One of the great advantages with an email marketing provider is the range of free email marketing templates, all of them designed and researched by professionals. When starting out, their use will cut design time to the minimum. Later on, once you’ve got your feet under the table, you will almost certainly wish to modify the design to suit your specific needs and your products. This is the first in a series of blogs to help you in redesigning the template.
The first rule of graphic design is that there are no rules in the sense that you can, and in many cases should, ignore them if the stats so dictate. Take typography. The one sure and certain rule, which should never be broken except in extremis, is that you should never, ever use Comic Sans. I consider it similar to flared trousers; stylish once, but once was enough.
The next rule is that you can use Comic Sans, but only in the metaphorical sense of wearing flared trousers. It’s permissible to do it for effect, showing a certain irony. As in both cases, you must hope that other people recognise your intent.
A graphic designer will give predictable advice on the choice of typeface in a marketing email. Always, but always, pick legibility and readability over looks. Except if you don’t want the type read. If so why is it taking up space on an email?
Do not reject a typeface just because you feel it is unfashionable. Take Times New Roman. It was designed to be easily read when used in a newspaper, where ink could fill up the letter e, making it look like a blob. It’s very readable, so don’t ignore it.
Those one aspects of irritates me; it’s an affectation done for no particular reason, and it stands out in a marketing email. I’m talking about double spacing after a full stop. It’s not required. It unbalances a line, breaking up the flow of type.
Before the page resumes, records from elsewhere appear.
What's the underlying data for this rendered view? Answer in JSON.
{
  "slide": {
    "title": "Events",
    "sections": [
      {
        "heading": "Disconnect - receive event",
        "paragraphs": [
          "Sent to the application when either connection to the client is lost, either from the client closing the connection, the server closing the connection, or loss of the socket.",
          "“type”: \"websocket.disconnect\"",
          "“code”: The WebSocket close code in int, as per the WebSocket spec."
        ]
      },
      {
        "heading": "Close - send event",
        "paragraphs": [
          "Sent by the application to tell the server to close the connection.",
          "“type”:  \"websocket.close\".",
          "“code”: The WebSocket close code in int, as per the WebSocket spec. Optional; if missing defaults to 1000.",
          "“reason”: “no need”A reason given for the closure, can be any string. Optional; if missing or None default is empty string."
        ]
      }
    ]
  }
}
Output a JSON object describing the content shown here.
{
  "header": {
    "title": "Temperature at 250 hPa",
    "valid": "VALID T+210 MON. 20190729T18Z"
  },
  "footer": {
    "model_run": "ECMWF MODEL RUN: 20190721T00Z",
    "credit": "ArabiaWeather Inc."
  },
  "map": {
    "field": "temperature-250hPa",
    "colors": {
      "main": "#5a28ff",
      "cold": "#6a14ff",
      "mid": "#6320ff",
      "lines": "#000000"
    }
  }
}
It also wastes a space that can be used for text. Just don’t do it. I haven’t even demonstrated it in this blog because to do so would betray my beliefs.